(Problem description): Find how many lines of the following entries contain "three". Reply with the number alone.

(Excerpted records):
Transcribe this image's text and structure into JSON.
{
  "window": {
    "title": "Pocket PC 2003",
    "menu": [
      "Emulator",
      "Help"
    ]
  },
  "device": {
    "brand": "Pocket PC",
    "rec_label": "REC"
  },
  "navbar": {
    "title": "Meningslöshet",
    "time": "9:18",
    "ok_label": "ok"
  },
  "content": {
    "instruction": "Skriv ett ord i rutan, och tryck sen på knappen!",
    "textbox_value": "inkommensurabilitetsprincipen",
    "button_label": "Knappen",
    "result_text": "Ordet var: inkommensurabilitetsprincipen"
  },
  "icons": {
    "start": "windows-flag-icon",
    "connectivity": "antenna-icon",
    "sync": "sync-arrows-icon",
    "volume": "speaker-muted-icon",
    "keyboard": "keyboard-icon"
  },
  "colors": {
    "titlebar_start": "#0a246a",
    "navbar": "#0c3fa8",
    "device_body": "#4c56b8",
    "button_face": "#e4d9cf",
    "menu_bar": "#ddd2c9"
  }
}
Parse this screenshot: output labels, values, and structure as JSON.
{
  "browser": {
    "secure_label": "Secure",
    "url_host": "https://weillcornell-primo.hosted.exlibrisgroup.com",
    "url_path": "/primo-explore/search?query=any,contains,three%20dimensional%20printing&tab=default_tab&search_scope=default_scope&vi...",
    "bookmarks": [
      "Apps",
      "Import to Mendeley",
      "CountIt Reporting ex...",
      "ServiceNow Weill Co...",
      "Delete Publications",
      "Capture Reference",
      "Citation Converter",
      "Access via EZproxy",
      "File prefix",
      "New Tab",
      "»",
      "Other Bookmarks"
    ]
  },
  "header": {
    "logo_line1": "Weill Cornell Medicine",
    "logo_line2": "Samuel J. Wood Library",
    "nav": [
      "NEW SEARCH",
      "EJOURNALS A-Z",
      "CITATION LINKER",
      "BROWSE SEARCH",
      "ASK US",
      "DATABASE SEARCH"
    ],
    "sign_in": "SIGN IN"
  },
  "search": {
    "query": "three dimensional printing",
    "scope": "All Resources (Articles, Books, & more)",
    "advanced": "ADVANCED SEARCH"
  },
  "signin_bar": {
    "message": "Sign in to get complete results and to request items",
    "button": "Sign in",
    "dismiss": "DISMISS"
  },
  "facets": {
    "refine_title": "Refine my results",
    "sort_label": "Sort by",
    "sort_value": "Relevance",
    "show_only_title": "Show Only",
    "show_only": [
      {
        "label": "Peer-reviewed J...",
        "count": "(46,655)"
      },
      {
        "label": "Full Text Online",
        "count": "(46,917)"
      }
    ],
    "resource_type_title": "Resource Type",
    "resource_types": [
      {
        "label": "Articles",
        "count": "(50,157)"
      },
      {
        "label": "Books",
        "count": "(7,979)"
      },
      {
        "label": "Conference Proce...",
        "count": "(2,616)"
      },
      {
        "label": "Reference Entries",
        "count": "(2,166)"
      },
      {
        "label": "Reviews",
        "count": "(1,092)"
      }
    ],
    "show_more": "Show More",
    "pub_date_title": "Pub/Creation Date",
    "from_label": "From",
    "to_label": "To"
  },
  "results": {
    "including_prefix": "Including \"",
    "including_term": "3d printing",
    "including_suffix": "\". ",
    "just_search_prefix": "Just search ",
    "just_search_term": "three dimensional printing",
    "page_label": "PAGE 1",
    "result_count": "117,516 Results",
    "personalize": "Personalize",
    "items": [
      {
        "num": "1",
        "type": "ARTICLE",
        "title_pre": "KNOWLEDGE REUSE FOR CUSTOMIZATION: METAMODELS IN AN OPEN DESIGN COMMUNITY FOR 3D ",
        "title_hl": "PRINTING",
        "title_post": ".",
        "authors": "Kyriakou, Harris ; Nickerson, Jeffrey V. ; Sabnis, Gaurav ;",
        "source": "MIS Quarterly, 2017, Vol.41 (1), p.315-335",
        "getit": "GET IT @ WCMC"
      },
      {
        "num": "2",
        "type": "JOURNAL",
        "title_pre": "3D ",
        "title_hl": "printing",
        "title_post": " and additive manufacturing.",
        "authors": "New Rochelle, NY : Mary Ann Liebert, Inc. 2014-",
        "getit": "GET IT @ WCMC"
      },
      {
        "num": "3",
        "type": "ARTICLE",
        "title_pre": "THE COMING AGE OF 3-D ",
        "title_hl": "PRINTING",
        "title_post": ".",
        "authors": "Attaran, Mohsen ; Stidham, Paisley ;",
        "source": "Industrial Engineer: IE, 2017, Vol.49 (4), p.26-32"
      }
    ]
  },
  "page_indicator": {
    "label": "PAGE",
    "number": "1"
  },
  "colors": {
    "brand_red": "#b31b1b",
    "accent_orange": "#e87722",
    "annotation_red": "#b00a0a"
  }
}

(Result below): 3